But lingering in the background was a related question that was just as difficult to answer: why has this piqued Trump's interest? Assuming that it's unrelated to personal concerns about the wellbeing of those who are forced to live on the streets, what's the motivation behind the president's push?
There's reason to believe Fox News has something to do with it -- the network has spent a fair amount of time focusing on homelessness in cities led by Democratic officials -- but as the Washington Post reported late yesterday, Trump elaborated on his personal perspective for the first time yesterday.
As he arrived [in California], Trump claimed that he had personally heard complaints from tenants in the state, some of them foreigners. He expressed sympathy for real estate investors here and other Californians whose property values or quality of life are threatened."In many cases, they came from other countries and they moved to Los Angeles or they moved to San Francisco because of the prestige of the city, and all of a sudden they have tents," Trump said. "Hundreds and hundreds of tents and people living at the entrance to their office building. And they want to leave."In Los Angeles and San Francisco, Trump said, people are living on the "best highways, our best streets, our best entrances to buildings ... where people in those buildings pay tremendous taxes, where they went to those locations because of the prestige."
There is something oddly perfect about this. The president is eager to address homelessness in part because of conversations he claims to have had with foreign real-estate investors.
Given Trump's own private-sector enterprises, his comments yesterday made it sound as if he's motivated by the concerns of people like him.
It was against this backdrop that the White House Council of Economic Advisers issued a report yesterday on the "state of homelessness in America," which, among other things, suggested homeless shelters are part of the problem. USA Today noted:
The argument: Some people would be able to find their own housing if they were turned away from shelters."While shelters play an extremely important role in bringing some people off the streets, it also brings in people who would otherwise be housed, thus increasing total homelessness," the report states.
I guess we're supposed to believe the homeless prefer shelters to private residences?
This was apparently among the reasons the Center for American Progress' Heidi Schultheis described the White House's document as "a Putin-esque embarrassment of disinformation."
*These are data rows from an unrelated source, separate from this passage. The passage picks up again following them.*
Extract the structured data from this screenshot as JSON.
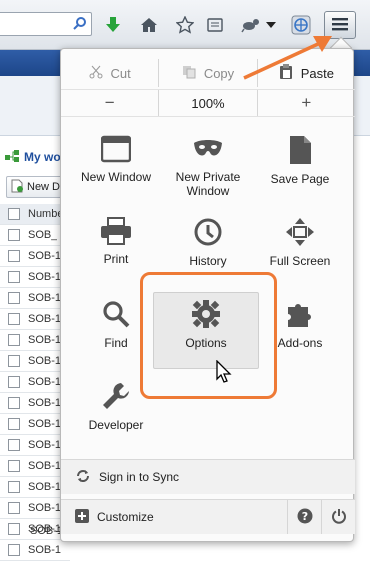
{
  "toolbar": {
    "icons": [
      "search-icon",
      "download-icon",
      "home-icon",
      "bookmark-star-icon",
      "bookmarks-list-icon",
      "extension-icon",
      "dropdown-icon",
      "web-icon",
      "hamburger-menu-icon"
    ]
  },
  "background_page": {
    "my_work": "My wo",
    "new_button": "New D",
    "column_header": "Number",
    "rows": [
      "SOB_",
      "SOB-1",
      "SOB-1",
      "SOB-1",
      "SOB-1",
      "SOB-1",
      "SOB-1",
      "SOB-1",
      "SOB-1",
      "SOB-1",
      "SOB-1",
      "SOB-1",
      "SOB-1",
      "SOB-1",
      "SOB-1",
      "SOB-1"
    ],
    "bottom_text": "SOB-1 ... ... ..."
  },
  "menu": {
    "edit": {
      "cut": "Cut",
      "copy": "Copy",
      "paste": "Paste"
    },
    "zoom": {
      "minus": "−",
      "level": "100%",
      "plus": "+"
    },
    "items": [
      {
        "label": "New Window",
        "icon": "window-icon"
      },
      {
        "label": "New Private Window",
        "icon": "mask-icon"
      },
      {
        "label": "Save Page",
        "icon": "page-icon"
      },
      {
        "label": "Print",
        "icon": "printer-icon"
      },
      {
        "label": "History",
        "icon": "clock-icon"
      },
      {
        "label": "Full Screen",
        "icon": "fullscreen-icon"
      },
      {
        "label": "Find",
        "icon": "magnifier-icon"
      },
      {
        "label": "Options",
        "icon": "gear-icon"
      },
      {
        "label": "Add-ons",
        "icon": "puzzle-icon"
      },
      {
        "label": "Developer",
        "icon": "wrench-icon"
      }
    ],
    "sign_in": "Sign in to Sync",
    "customize": "Customize"
  },
  "colors": {
    "annotation": "#ee7a36",
    "page_header": "#1d4689"
  }
}
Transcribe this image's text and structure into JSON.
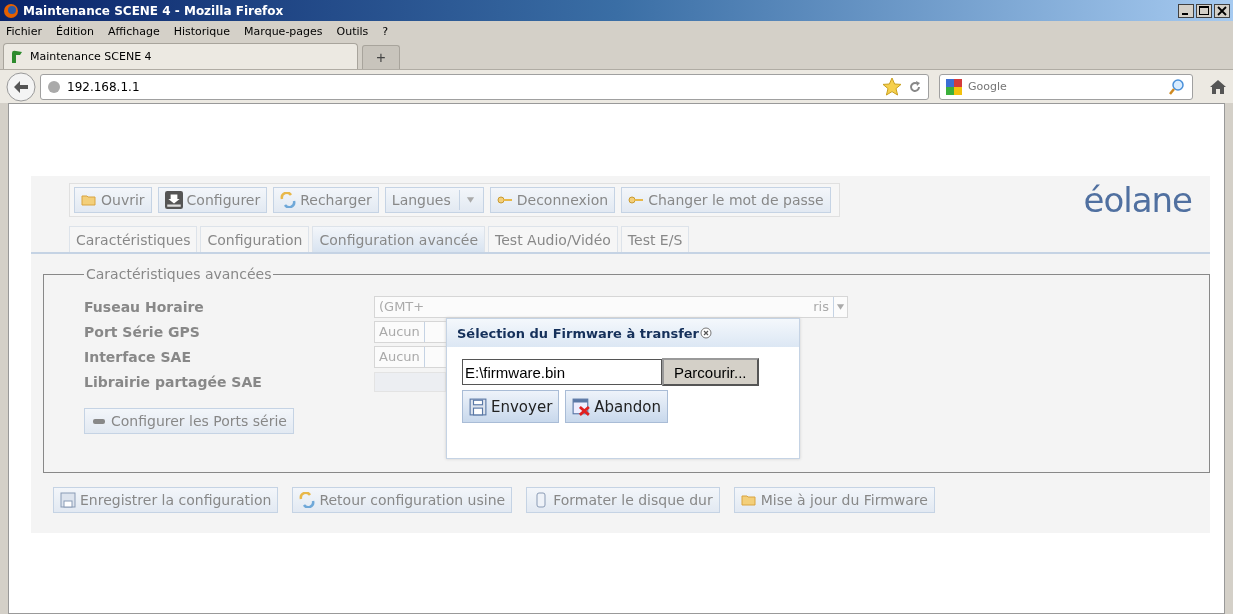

The problem is not that homelessness is starting to receive the public spotlight; the problem is what Team Trump intends to do about it and why.